Task requirements
Work out how many lines of the records hold the string "DONATE", and reply with that number alone.

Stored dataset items
---

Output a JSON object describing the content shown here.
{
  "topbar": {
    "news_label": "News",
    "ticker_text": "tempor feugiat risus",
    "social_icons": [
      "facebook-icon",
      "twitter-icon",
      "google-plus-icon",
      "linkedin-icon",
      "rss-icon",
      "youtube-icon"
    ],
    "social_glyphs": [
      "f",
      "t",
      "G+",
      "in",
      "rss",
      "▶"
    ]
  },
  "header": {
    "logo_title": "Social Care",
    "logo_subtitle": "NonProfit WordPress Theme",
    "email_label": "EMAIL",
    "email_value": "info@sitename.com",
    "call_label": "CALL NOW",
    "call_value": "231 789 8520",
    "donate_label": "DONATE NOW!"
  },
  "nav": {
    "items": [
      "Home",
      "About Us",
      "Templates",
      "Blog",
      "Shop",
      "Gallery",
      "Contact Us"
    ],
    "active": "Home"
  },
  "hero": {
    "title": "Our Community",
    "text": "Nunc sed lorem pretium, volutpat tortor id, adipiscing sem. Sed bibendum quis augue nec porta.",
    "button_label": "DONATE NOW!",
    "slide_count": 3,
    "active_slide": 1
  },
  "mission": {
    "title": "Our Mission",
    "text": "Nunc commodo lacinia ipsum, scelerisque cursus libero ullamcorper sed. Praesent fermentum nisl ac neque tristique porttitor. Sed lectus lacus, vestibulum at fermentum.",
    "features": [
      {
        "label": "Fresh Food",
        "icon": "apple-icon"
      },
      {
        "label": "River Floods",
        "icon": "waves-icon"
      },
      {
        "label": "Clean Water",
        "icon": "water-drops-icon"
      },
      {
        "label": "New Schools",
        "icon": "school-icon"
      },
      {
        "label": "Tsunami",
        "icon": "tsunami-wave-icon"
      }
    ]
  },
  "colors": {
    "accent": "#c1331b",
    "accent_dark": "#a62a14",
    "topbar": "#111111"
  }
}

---

Response area
2